Medical Minutes by John Schieszer

 

Aritifcial Device Helping Those with Low Vision

A new portable artificial vision device is now helping those who are blind to read a message on an electronic device, a newspaper article or a menu. The promise of new software technology has now gone from the scientists’ bench to helping the blind in a way never before possible. The new device is called OrCam and it is capable of recognising text, monetary denominations and faces, and can be programmed to recognise other objects. It includes a miniature camera and earpiece, which can be mounted to the right side of any spectacle frame. A cord connects the unit to a pack that houses the device’s battery and computer (held in the user’s hand or clipped on a belt or put in a pocket). The device can be activated by tapping it, pressing the trigger button, or pointing at a target item. It takes a picture of whatever the user is eyeing. Using optical character recognition technology, the device then reads aloud any text found in the picture that was taken, which is heard only by the user via the earpiece and not by others nearby.
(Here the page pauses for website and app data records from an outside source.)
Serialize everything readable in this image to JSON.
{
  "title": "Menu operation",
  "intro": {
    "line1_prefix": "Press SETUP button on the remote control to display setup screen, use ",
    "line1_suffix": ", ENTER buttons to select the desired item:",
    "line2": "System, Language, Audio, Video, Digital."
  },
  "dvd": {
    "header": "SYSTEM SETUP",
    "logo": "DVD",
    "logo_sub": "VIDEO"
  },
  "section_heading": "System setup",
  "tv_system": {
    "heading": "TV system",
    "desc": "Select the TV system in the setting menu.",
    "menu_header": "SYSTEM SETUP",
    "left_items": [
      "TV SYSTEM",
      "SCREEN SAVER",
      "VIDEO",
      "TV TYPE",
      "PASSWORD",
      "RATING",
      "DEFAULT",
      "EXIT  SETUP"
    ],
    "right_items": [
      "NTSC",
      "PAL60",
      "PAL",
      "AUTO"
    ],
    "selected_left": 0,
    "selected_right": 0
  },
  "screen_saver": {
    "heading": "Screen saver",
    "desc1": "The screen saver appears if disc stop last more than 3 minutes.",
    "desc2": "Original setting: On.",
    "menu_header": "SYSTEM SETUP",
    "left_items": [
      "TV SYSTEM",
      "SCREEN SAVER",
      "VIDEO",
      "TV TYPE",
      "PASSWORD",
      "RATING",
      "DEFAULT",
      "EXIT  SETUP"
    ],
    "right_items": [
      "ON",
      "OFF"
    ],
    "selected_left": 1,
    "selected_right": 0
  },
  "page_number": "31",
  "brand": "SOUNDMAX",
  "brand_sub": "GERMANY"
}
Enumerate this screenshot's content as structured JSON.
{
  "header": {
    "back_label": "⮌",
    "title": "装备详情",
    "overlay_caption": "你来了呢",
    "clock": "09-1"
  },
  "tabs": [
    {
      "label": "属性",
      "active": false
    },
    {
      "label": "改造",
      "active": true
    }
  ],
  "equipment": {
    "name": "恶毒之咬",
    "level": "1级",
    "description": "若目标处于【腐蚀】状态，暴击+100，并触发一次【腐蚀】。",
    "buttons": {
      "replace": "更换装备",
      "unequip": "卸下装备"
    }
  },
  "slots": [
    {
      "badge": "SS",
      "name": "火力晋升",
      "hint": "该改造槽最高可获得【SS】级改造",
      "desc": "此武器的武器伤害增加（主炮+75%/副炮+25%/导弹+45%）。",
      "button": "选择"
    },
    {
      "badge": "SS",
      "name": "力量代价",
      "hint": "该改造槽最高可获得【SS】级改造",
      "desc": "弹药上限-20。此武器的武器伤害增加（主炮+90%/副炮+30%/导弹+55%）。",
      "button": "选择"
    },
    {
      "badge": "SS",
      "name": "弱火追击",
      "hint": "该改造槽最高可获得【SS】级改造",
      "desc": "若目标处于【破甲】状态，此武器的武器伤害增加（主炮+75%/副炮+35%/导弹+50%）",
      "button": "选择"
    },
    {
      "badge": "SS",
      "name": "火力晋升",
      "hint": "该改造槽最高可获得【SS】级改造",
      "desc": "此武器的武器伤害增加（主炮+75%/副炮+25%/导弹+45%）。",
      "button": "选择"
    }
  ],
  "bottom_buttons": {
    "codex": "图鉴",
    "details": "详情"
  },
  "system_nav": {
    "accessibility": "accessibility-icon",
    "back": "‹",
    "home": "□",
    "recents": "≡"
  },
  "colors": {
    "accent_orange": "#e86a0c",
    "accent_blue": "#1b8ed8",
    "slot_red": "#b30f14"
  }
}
The OrCam was recently made commercially available and costs approximately US$2,500-$3,500. Researchers at the University of California Davis Eye Centre in Sacramento (California) evaluated the usefulness of an OrCam for patients with low vision. The study included 12 legally blind patients, with best-corrected visual acuity of 20/200 or worse in their better eye. The researchers found that, after an initial training session, patients were able to perform the tasks better (at least nine of the 10 items on the test) when using the portable artificial vision device. Average scores with the device were also better in seven patients who used other low-vision aids.
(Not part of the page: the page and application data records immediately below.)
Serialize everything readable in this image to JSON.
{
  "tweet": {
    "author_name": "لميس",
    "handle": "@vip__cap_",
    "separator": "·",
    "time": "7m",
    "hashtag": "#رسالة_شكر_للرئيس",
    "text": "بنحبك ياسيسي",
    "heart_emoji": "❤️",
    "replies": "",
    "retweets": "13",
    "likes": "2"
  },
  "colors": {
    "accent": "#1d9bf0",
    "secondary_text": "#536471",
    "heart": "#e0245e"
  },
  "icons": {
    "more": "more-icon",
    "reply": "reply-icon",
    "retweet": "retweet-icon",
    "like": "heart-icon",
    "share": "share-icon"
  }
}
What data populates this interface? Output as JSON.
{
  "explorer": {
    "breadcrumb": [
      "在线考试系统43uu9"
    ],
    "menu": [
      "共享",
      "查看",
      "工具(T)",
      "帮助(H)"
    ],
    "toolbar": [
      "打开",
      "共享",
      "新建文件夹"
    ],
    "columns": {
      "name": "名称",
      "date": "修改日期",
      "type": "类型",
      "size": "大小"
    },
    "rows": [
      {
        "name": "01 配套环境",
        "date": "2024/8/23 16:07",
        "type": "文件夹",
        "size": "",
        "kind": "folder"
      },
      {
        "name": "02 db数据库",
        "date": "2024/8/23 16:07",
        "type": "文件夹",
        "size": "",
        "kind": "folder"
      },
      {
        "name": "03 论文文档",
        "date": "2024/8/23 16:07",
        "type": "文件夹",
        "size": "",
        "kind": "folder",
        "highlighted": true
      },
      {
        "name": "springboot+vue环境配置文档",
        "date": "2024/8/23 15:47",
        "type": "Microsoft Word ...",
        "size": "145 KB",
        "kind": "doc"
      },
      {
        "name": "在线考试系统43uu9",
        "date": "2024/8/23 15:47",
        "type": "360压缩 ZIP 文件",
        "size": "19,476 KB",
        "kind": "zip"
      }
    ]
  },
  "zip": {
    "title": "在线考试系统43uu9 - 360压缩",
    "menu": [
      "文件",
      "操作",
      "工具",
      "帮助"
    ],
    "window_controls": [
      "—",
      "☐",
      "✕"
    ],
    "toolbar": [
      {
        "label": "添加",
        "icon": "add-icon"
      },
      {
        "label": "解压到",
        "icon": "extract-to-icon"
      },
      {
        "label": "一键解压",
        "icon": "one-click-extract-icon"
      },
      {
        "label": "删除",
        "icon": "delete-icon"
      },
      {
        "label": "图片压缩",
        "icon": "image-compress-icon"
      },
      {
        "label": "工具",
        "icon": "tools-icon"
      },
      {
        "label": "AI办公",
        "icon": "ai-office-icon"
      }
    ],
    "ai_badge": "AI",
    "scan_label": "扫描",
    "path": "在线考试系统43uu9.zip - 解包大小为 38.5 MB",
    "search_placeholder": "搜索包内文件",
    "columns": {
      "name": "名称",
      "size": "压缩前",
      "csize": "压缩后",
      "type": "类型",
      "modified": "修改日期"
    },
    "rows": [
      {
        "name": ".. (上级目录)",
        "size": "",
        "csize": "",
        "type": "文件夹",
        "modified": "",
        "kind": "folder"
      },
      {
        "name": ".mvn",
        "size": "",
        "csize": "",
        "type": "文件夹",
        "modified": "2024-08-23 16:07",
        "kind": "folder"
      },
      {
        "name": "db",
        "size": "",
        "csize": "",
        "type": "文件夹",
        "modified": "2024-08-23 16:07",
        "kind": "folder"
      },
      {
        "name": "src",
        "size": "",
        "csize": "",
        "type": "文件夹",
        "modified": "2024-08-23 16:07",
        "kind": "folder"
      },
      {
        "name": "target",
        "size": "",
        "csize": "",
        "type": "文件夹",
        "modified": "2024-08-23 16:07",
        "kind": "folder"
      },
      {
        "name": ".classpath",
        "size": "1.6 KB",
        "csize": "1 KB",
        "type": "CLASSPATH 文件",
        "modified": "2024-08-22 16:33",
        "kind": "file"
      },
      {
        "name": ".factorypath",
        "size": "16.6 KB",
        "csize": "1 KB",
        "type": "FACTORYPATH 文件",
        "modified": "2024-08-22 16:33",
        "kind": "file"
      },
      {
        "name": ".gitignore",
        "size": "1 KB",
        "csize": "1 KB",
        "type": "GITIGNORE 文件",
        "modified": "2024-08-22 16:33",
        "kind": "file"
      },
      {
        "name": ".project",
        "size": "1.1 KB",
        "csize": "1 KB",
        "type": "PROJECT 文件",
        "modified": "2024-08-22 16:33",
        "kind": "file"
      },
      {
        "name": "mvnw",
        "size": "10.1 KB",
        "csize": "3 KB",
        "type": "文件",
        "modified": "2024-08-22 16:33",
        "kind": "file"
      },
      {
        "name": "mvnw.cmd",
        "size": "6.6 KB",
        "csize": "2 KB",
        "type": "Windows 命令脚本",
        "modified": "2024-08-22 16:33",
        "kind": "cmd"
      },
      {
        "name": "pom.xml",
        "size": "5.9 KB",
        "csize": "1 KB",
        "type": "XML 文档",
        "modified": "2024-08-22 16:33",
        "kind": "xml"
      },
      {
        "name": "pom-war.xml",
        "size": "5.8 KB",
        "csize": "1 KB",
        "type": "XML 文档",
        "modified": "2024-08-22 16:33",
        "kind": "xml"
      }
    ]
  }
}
Smartphones Aiding Lung Patients in New Ways

Researchers in Seattle have developed SpiroCall, a new health-sensing tool that can accurately measure lung function from anywhere in the world over a simple phone call. It is designed to work with older mobile phones and landlines, not just smartphones. Many people who have asthma, cystic fibrosis or other chronic lung diseases have no way of measuring how well their lungs are functioning outside of a clinic or doctor’s visit.

“We wanted to be able to measure lung function on any type of phone you might encounter around the world, smartphones, dumb phones, landlines and pay phones,” said Shwetak Patel, a professor of computer science and engineering and electrical engineering at the University of Washington in Seattle. “With SpiroCall, you can call a 1-800 number, blow into the phone and use the telephone network to test your lung function.”

In 2012, researchers from the UW’s UbiComp Lab introduced SpiroSmart, which allows individuals to monitor their lung function by blowing into their smartphones. The individual takes a deep breath in and exhales as hard and fast as they can until they can’t exhale any more. The phone’s microphone senses sound and pressure from that exhalation and sends the data to a central server, which uses machine-learning algorithms to convert the data into standard measurements of lung function. Over the last four years, the team has collected data from more than 4,000 patients who have visited clinics in Seattle and Tacoma, as well as in India and Bangladesh, where clinicians have measured lung function using both SpiroSmart and a commercial spirometer. That comparative data has improved the performance of the machine-learning algorithms.

The research team also developed a 3-D printed whistle that can be used in conjunction with SpiroCall and which changes pitch when the patient exhales. The whistle is designed to address training challenges by enabling patients to hear what a “good” test sounds like. The whistle may help improve the test performance for patients who are very ill and whose vocal cords are not able produce enough sound for the phone’s microphone to pick up.

 
John Schieszer is an award-winning international journalist and radio and podcast
broadcaster of The Medical Minute. He can be reached at medicalminutes@gmail.com.